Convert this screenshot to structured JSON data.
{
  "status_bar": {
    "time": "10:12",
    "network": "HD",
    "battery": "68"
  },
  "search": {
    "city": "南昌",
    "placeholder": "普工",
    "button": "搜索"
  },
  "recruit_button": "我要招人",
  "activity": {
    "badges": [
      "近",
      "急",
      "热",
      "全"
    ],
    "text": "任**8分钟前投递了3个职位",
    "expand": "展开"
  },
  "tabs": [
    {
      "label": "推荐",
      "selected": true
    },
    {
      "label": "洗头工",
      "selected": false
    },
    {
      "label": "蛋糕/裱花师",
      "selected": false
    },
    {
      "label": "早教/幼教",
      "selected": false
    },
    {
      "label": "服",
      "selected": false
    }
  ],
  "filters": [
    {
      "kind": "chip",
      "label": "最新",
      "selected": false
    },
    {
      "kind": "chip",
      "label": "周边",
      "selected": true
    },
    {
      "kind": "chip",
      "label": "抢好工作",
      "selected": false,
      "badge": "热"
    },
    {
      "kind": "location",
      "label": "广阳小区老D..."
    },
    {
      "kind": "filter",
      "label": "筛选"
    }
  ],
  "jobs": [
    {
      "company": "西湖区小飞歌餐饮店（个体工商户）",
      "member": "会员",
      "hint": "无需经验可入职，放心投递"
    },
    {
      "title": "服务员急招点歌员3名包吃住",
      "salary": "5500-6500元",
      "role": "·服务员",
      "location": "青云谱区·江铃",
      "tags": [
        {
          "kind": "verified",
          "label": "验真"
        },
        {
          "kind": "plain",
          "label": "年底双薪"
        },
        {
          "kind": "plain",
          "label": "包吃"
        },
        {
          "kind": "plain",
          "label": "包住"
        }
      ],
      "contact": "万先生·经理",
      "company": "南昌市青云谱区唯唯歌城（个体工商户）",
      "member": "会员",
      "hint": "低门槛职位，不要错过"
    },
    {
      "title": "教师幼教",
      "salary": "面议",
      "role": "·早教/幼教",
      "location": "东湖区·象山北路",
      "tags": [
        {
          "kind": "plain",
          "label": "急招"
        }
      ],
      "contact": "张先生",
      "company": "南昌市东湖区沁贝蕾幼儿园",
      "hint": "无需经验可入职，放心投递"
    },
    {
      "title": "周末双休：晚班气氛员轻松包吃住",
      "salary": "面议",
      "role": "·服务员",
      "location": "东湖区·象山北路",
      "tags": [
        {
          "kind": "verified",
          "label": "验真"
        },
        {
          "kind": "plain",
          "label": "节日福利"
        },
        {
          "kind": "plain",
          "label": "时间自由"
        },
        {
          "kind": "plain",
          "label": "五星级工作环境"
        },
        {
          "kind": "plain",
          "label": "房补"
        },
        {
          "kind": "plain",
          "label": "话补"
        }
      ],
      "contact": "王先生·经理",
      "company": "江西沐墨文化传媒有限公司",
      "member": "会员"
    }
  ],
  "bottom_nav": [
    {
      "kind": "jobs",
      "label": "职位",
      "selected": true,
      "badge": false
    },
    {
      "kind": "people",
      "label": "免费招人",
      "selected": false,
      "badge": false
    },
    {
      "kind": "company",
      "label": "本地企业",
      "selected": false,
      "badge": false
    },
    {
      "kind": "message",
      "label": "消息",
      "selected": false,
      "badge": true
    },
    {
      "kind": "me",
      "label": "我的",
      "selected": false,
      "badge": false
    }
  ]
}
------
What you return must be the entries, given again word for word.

Convert this screenshot to structured JSON data.
{
  "status_bar": {
    "time": "10:12",
    "network": "HD",
    "battery": "68"
  },
  "search": {
    "city": "南昌",
    "placeholder": "普工",
    "button": "搜索"
  },
  "recruit_button": "我要招人",
  "activity": {
    "badges": [
      "近",
      "急",
      "热",
      "全"
    ],
    "text": "任**8分钟前投递了3个职位",
    "expand": "展开"
  },
  "tabs": [
    {
      "label": "推荐",
      "selected": true
    },
    {
      "label": "洗头工",
      "selected": false
    },
    {
      "label": "蛋糕/裱花师",
      "selected": false
    },
    {
      "label": "早教/幼教",
      "selected": false
    },
    {
      "label": "服",
      "selected": false
    }
  ],
  "filters": [
    {
      "kind": "chip",
      "label": "最新",
      "selected": false
    },
    {
      "kind": "chip",
      "label": "周边",
      "selected": true
    },
    {
      "kind": "chip",
      "label": "抢好工作",
      "selected": false,
      "badge": "热"
    },
    {
      "kind": "location",
      "label": "广阳小区老D..."
    },
    {
      "kind": "filter",
      "label": "筛选"
    }
  ],
  "jobs": [
    {
      "company": "西湖区小飞歌餐饮店（个体工商户）",
      "member": "会员",
      "hint": "无需经验可入职，放心投递"
    },
    {
      "title": "服务员急招点歌员3名包吃住",
      "salary": "5500-6500元",
      "role": "·服务员",
      "location": "青云谱区·江铃",
      "tags": [
        {
          "kind": "verified",
          "label": "验真"
        },
        {
          "kind": "plain",
          "label": "年底双薪"
        },
        {
          "kind": "plain",
          "label": "包吃"
        },
        {
          "kind": "plain",
          "label": "包住"
        }
      ],
      "contact": "万先生·经理",
      "company": "南昌市青云谱区唯唯歌城（个体工商户）",
      "member": "会员",
      "hint": "低门槛职位，不要错过"
    },
    {
      "title": "教师幼教",
      "salary": "面议",
      "role": "·早教/幼教",
      "location": "东湖区·象山北路",
      "tags": [
        {
          "kind": "plain",
          "label": "急招"
        }
      ],
      "contact": "张先生",
      "company": "南昌市东湖区沁贝蕾幼儿园",
      "hint": "无需经验可入职，放心投递"
    },
    {
      "title": "周末双休：晚班气氛员轻松包吃住",
      "salary": "面议",
      "role": "·服务员",
      "location": "东湖区·象山北路",
      "tags": [
        {
          "kind": "verified",
          "label": "验真"
        },
        {
          "kind": "plain",
          "label": "节日福利"
        },
        {
          "kind": "plain",
          "label": "时间自由"
        },
        {
          "kind": "plain",
          "label": "五星级工作环境"
        },
        {
          "kind": "plain",
          "label": "房补"
        },
        {
          "kind": "plain",
          "label": "话补"
        }
      ],
      "contact": "王先生·经理",
      "company": "江西沐墨文化传媒有限公司",
      "member": "会员"
    }
  ],
  "bottom_nav": [
    {
      "kind": "jobs",
      "label": "职位",
      "selected": true,
      "badge": false
    },
    {
      "kind": "people",
      "label": "免费招人",
      "selected": false,
      "badge": false
    },
    {
      "kind": "company",
      "label": "本地企业",
      "selected": false,
      "badge": false
    },
    {
      "kind": "message",
      "label": "消息",
      "selected": false,
      "badge": true
    },
    {
      "kind": "me",
      "label": "我的",
      "selected": false,
      "badge": false
    }
  ]
}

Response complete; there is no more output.